Shine Shine Shine by Lydia Netzer is the story of Sunny, her Nobel prize-winning husband Maxon, and their son Bubber. Except for Maxon’s fame – thanks to the international prize and his current stint as a scientist -turned-astrunaut attempting to populate the Moon with robots – their life is normal. Sunny has the same fears as any woman in her shoes: Will Maxon return from space? Will Bubber live a productive life, despite his diagnosis of Autism? Will she ever be anything more than her community’s social organizer? Will her dying mother tell her the truth about her father’s identity? Okay, so maybe she isn’t completely average, but her anxieties over the future of her unborn daughter cause her to erupt – removing a part of her identity that she thought normalized her, despite all her oddities.
Sunny’s sudden resolution to be a better woman makes readers cheer and squirm. She takes back her son’s free will – medication be damned – and the result rejuvinates her.
Sunny thought, Wow, this is my little boy. This is him, he laughs hysterically. She felt exhilarated. What else could he do?
Maxon left Earth without resolving the most recent spat between him and Sunny, and he fears returning to Earth with no one to greet him. Of all the uncertainty and sadness that plagued his life, his life with Sunny was the one true shining element.
Maxon in the rocket could remember that energy between them, that way he felt electrified by her as all his switches turned on. All life is binary. On and off. There is no middle setting. Alive or dead. Kissing or not kissing….There are a thousand tiny yes and no decisions that make up every movement, but they are all just that: yes and no….For Maxon, standing with his arms around Sunny, kissing her for the first time for real, it was then on. It never turned off again in his whole life. It was a switch that was duct-taped to one side with a sign beside it that said DO NOT TOUCH.
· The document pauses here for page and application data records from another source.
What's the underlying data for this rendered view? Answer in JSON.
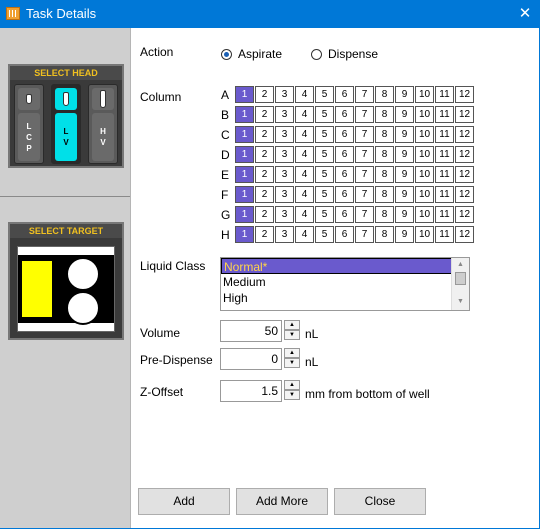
{
  "window": {
    "title": "Task Details",
    "close_glyph": "✕"
  },
  "sidebar": {
    "head_panel_title": "SELECT HEAD",
    "target_panel_title": "SELECT TARGET",
    "heads": [
      {
        "letters": [
          "L",
          "C",
          "P"
        ],
        "selected": false
      },
      {
        "letters": [
          "L",
          "V"
        ],
        "selected": true
      },
      {
        "letters": [
          "H",
          "V"
        ],
        "selected": false
      }
    ],
    "selected_head_color": "#00e0e8",
    "target_color": "#ffff00"
  },
  "action": {
    "label": "Action",
    "options": [
      {
        "label": "Aspirate",
        "selected": true
      },
      {
        "label": "Dispense",
        "selected": false
      }
    ]
  },
  "column": {
    "label": "Column",
    "rows": [
      "A",
      "B",
      "C",
      "D",
      "E",
      "F",
      "G",
      "H"
    ],
    "columns": [
      "1",
      "2",
      "3",
      "4",
      "5",
      "6",
      "7",
      "8",
      "9",
      "10",
      "11",
      "12"
    ],
    "selected_column": "1",
    "selected_color": "#6a5acd"
  },
  "liquid_class": {
    "label": "Liquid Class",
    "options": [
      "Normal*",
      "Medium",
      "High"
    ],
    "selected": "Normal*"
  },
  "volume": {
    "label": "Volume",
    "value": "50",
    "unit": "nL"
  },
  "pre_dispense": {
    "label": "Pre-Dispense",
    "value": "0",
    "unit": "nL"
  },
  "z_offset": {
    "label": "Z-Offset",
    "value": "1.5",
    "unit": "mm from bottom of well"
  },
  "buttons": {
    "add": "Add",
    "add_more": "Add More",
    "close": "Close"
  }
}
My copy of Shine Shine Shine has more dog-earred pages and Post-It note flags than nearly any other book I read in 2013. Netzer turned otherwise typical internal monologues of questions, fears, and thoughts into a beautiful composition of thoughts. I usually enjoy dialogue-heavy novels, but this novel accomplished more with one character’s thoughts than it did during the moments of conversation.
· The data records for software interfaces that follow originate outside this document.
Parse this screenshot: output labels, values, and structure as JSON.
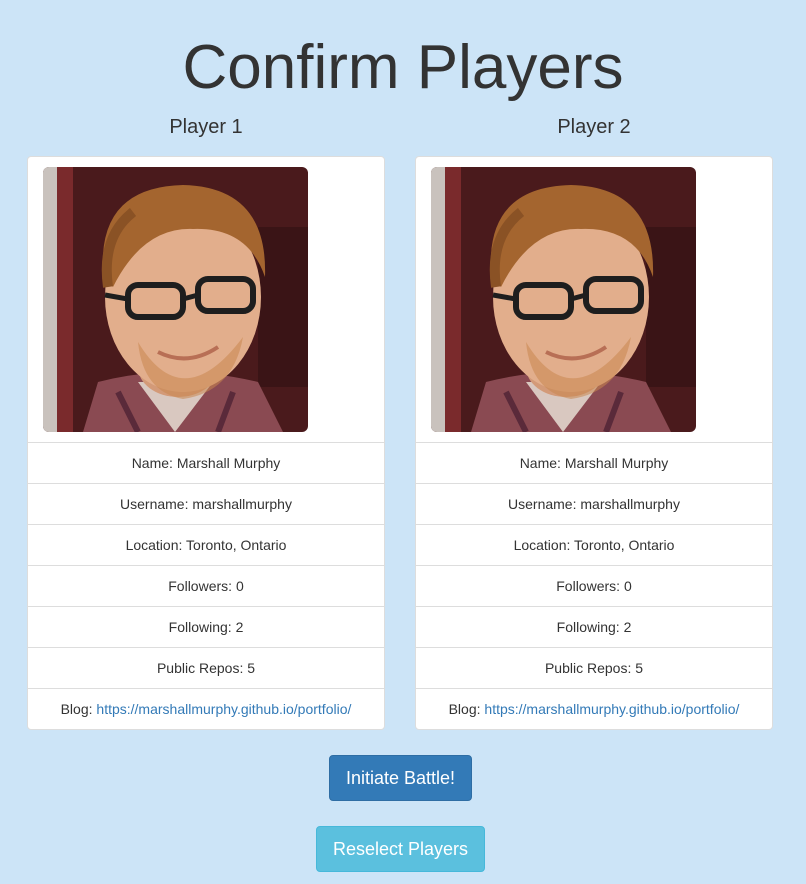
{
  "page": {
    "title": "Confirm Players"
  },
  "players": [
    {
      "heading": "Player 1",
      "name_label": "Name:",
      "name": "Marshall Murphy",
      "username_label": "Username:",
      "username": "marshallmurphy",
      "location_label": "Location:",
      "location": "Toronto, Ontario",
      "followers_label": "Followers:",
      "followers": "0",
      "following_label": "Following:",
      "following": "2",
      "repos_label": "Public Repos:",
      "repos": "5",
      "blog_label": "Blog:",
      "blog": "https://marshallmurphy.github.io/portfolio/"
    },
    {
      "heading": "Player 2",
      "name_label": "Name:",
      "name": "Marshall Murphy",
      "username_label": "Username:",
      "username": "marshallmurphy",
      "location_label": "Location:",
      "location": "Toronto, Ontario",
      "followers_label": "Followers:",
      "followers": "0",
      "following_label": "Following:",
      "following": "2",
      "repos_label": "Public Repos:",
      "repos": "5",
      "blog_label": "Blog:",
      "blog": "https://marshallmurphy.github.io/portfolio/"
    }
  ],
  "actions": {
    "initiate_label": "Initiate Battle!",
    "reselect_label": "Reselect Players"
  },
  "colors": {
    "background": "#cce4f7",
    "primary_button": "#337ab7",
    "info_button": "#5bc0de",
    "link": "#337ab7"
  }
}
I recommended this to my colleague Linda whose reading lists range from popular fiction to the abscure poetry. She adored this novel, which validated my ability recommend books well.
We Are Water by Wally Lamb and & Sons by David Gilbert are appropriate follow-ups to Shine Shine Shine because they are stories of normal people doing normal things, but with extraordinary and odd thrown in at just the right time.